Safety Checklist: When Verbal Abuse Turns Violent

Safety Checklist: When Verbal Abuse Turns Violent

If Verbal Abuse Turned to Violence: Check List & Safety Suggestions

by Cathy-Anne Jones


Some of these safety suggestions apply if you are separated from a violent person, and some if you are living with a violent person, or a person who demonstrates violence by breaking things, walls, doors, furniture or threatens you. It is important to know that a threat to your physical safety is the assault part of “assault & battery.”

Make the home as safe as possible by changing the locks, adding dead bolts, and obtaining an apartment that is not on the first floor.

Remove sharp objects and weapons from sight.

Keep a telephone in a room that locks from the inside.

If possible, purchase a cell phone and keep it in a pocket or in an accessible hiding place; pre-program 911 or the number of a safe friend or relative into the phone’s directory. Cellular services frequently offer phones free when you sign up for service.

Plan and practice an escape route out of the home and a safety plan for the children.

Keep a bag packed and hidden in a safe place at home (or locked in a car trunk with only one key), or with a safe relative or friend, in case of flight. It should include: money for phone calls, transportation, and one month’s expenses, clothing, diapers, court documents, passports, identification (social security, driver’s license, welfare identification, family photographs), birth certificates, school and medical records, necessary medicines, credit cards, checkbooks, work permits, green cards, lease/mortgage payments, insurance papers, bank books, telephone/address books, car/house keys, and ownership documents for car/house and copies of financial information if possible.


If a protection order includes provisions about the children, give a copy to the children’s school or child care facility. Make extra copies of protection orders and keep them in safe places. Attach a copy of the interstate protection order provisions of the Violence Against Women Act and proof of service to each protection order (See 18 U.S.C. 2262 (1994)) to minimize enforceability problems in other states.

Show the orders to police officers to improve their response. Show neighbors a picture of the batterer and/or the batterer’s vehicle so they can screen visitors and call the police if necessary. Batterers/stalkers often gain access to apartment buildings by pretending to be someone else or by following tenants indoors.

Develop signals for neighbors and friends to call the police, such as banging on the floor or wall. If possible, arrange to have a relative or friend call every day at an appointed time.
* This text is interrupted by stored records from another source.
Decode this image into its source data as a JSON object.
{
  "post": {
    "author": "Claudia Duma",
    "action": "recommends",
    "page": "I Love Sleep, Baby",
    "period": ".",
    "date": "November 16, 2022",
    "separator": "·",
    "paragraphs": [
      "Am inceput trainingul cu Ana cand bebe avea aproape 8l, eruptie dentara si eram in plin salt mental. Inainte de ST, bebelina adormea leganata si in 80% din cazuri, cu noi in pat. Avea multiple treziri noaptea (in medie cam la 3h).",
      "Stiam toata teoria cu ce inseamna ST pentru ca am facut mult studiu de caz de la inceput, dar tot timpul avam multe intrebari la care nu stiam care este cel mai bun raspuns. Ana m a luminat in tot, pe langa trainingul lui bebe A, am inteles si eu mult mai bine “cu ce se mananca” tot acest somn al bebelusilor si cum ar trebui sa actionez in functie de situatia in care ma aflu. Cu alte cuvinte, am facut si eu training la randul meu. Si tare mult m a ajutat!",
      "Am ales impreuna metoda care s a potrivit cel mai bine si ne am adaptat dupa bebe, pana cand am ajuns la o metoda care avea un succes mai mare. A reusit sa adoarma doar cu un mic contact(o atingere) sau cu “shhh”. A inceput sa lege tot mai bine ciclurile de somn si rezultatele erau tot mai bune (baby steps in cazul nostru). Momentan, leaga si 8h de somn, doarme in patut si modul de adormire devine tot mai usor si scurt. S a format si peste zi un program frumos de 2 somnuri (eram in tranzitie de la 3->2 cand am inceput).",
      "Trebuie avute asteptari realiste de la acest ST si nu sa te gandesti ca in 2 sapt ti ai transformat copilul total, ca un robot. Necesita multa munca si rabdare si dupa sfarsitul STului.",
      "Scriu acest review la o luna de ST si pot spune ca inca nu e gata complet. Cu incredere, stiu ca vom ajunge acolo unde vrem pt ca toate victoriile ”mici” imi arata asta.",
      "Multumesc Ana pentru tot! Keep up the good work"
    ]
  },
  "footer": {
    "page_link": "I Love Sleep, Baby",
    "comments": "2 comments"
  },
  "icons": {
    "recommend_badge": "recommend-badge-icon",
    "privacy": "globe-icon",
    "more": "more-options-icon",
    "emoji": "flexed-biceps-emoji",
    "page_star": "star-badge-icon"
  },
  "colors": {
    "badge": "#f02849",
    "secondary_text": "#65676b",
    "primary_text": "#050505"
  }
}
Enroll in a reliable self-defense course and regularly practice these skills. Obtain a private or unlisted telephone number, and be selective about revealing a new address. Batterers have located victims through friends, relatives, co-workers, court or social services documents, the post office, and private investigators.

Use the block code when making telephone calls. Use an answering machine or all trace when receiving calls to collect evidence of harassment or protection order violations.

To Thwart A Stalker

Alter routines — change transportation routes or timing (including picking up children from school) so that the stalker cannot locate you. Trade cars with a friend or relative. Stalkers/Batterers often locate former victims by identifying their vehicles.

Be aware that motor vehicle records, including addresses, may be available to the public. Most Departments of Motor Vehicles will permit drivers to use a number other than their social security number for identification purposes and will keep information confidential upon request. If a batterer or stalker becomes violent or threatening: Call the police at 911 (or the equivalent) and ask for the dispatcher’s name. When the police respond, obtain the officer’s name and badge number. (Lawyers should use this information to pursue negative or positive police responses, locate police reports, and subpoena witnesses)

Seek medical treatment if injured by the batterer or stalker. Photograph all injuries.

Record all appearances of the stalker in a note book.


Travel with another person. Victims frequently are harassed on the way to or from work by stalkers or batterers who are jealous of co-workers, or want victims to lose their jobs and become economically dependent.

Safety at Work

Give a picture of the stalker and the stalker’s vehicle to security guards and colleagues at the workplace. If the stalker shows up, security or other workplace personnel can order the stalker to leave or call the police. Keep a copy of your protection order at work. Notify a supervisor or the Human Resources Department of the existence of the order and give them a copy.

Screen calls with voice-mail or a machine if possible, or ask a colleague to screen calls or listen in on the line. recorded threats made by the stalker/batterer may be used as evidence in court.

 Ronet Bachman & Linda E. Salzman, U.S. Dep't of Justice, National Crime Victimization Survey, Violence Against Women: Estimates from the Redesigned Survey 1, 4 (1995).
 Barbara J. Hart & Jane Stuehling, Pennsylvania Coalition Against Domestic Violence, Personalized Safety Plan (1992)
 Office of the City Attorney, City of San Diego, California, Personalized Safety Plan (1990).
 Cambridge Police Department, Domestic Violence Safety Plan, Norfolk County District Attorney's Office, Massachusetts, Personal Safety Plan and Youth Safety Plan (1996).